## Records supplied
====================

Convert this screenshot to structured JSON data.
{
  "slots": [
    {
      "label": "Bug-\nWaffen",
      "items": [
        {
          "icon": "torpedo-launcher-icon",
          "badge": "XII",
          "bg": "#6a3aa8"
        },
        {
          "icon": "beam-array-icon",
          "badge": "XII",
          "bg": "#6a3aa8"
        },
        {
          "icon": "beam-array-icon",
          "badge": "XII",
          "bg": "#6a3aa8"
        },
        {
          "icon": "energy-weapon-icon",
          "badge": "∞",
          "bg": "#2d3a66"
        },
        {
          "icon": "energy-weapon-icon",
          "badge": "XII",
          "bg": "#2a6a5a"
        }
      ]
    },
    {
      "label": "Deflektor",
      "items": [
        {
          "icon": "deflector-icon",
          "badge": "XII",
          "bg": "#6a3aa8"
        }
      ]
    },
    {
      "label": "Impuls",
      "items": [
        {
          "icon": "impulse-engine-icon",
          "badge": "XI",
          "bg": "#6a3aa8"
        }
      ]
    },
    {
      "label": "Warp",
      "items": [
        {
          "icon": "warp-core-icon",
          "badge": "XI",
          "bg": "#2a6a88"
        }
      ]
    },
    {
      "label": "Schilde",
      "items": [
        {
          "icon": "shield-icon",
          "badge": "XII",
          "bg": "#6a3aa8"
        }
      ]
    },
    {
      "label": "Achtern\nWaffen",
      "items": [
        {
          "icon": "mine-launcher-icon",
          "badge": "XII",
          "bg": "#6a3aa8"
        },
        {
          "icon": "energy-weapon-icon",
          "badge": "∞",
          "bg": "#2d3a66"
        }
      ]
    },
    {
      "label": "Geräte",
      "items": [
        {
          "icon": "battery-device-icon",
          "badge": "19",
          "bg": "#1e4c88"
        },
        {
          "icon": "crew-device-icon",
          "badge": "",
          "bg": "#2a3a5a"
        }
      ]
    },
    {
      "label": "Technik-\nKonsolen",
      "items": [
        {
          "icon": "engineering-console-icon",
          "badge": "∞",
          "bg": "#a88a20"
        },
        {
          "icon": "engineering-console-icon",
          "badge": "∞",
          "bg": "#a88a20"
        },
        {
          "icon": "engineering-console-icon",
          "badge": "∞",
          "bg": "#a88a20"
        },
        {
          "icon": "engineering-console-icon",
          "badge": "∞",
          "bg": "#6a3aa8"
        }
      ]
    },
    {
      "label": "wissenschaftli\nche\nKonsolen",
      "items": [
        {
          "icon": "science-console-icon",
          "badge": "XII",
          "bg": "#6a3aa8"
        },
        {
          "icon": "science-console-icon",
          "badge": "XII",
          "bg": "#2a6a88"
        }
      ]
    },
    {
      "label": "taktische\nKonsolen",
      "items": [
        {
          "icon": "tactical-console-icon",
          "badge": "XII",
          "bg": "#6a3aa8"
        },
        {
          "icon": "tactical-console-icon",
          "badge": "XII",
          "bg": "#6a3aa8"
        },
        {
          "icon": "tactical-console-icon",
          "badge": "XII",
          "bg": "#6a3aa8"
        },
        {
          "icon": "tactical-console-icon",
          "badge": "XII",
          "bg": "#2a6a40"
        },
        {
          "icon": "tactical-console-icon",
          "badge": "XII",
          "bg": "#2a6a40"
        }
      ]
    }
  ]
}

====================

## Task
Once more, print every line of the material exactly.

## Solved exercise
Convert this screenshot to structured JSON data.
{
  "slots": [
    {
      "label": "Bug-\nWaffen",
      "items": [
        {
          "icon": "torpedo-launcher-icon",
          "badge": "XII",
          "bg": "#6a3aa8"
        },
        {
          "icon": "beam-array-icon",
          "badge": "XII",
          "bg": "#6a3aa8"
        },
        {
          "icon": "beam-array-icon",
          "badge": "XII",
          "bg": "#6a3aa8"
        },
        {
          "icon": "energy-weapon-icon",
          "badge": "∞",
          "bg": "#2d3a66"
        },
        {
          "icon": "energy-weapon-icon",
          "badge": "XII",
          "bg": "#2a6a5a"
        }
      ]
    },
    {
      "label": "Deflektor",
      "items": [
        {
          "icon": "deflector-icon",
          "badge": "XII",
          "bg": "#6a3aa8"
        }
      ]
    },
    {
      "label": "Impuls",
      "items": [
        {
          "icon": "impulse-engine-icon",
          "badge": "XI",
          "bg": "#6a3aa8"
        }
      ]
    },
    {
      "label": "Warp",
      "items": [
        {
          "icon": "warp-core-icon",
          "badge": "XI",
          "bg": "#2a6a88"
        }
      ]
    },
    {
      "label": "Schilde",
      "items": [
        {
          "icon": "shield-icon",
          "badge": "XII",
          "bg": "#6a3aa8"
        }
      ]
    },
    {
      "label": "Achtern\nWaffen",
      "items": [
        {
          "icon": "mine-launcher-icon",
          "badge": "XII",
          "bg": "#6a3aa8"
        },
        {
          "icon": "energy-weapon-icon",
          "badge": "∞",
          "bg": "#2d3a66"
        }
      ]
    },
    {
      "label": "Geräte",
      "items": [
        {
          "icon": "battery-device-icon",
          "badge": "19",
          "bg": "#1e4c88"
        },
        {
          "icon": "crew-device-icon",
          "badge": "",
          "bg": "#2a3a5a"
        }
      ]
    },
    {
      "label": "Technik-\nKonsolen",
      "items": [
        {
          "icon": "engineering-console-icon",
          "badge": "∞",
          "bg": "#a88a20"
        },
        {
          "icon": "engineering-console-icon",
          "badge": "∞",
          "bg": "#a88a20"
        },
        {
          "icon": "engineering-console-icon",
          "badge": "∞",
          "bg": "#a88a20"
        },
        {
          "icon": "engineering-console-icon",
          "badge": "∞",
          "bg": "#6a3aa8"
        }
      ]
    },
    {
      "label": "wissenschaftli\nche\nKonsolen",
      "items": [
        {
          "icon": "science-console-icon",
          "badge": "XII",
          "bg": "#6a3aa8"
        },
        {
          "icon": "science-console-icon",
          "badge": "XII",
          "bg": "#2a6a88"
        }
      ]
    },
    {
      "label": "taktische\nKonsolen",
      "items": [
        {
          "icon": "tactical-console-icon",
          "badge": "XII",
          "bg": "#6a3aa8"
        },
        {
          "icon": "tactical-console-icon",
          "badge": "XII",
          "bg": "#6a3aa8"
        },
        {
          "icon": "tactical-console-icon",
          "badge": "XII",
          "bg": "#6a3aa8"
        },
        {
          "icon": "tactical-console-icon",
          "badge": "XII",
          "bg": "#2a6a40"
        },
        {
          "icon": "tactical-console-icon",
          "badge": "XII",
          "bg": "#2a6a40"
        }
      ]
    }
  ]
}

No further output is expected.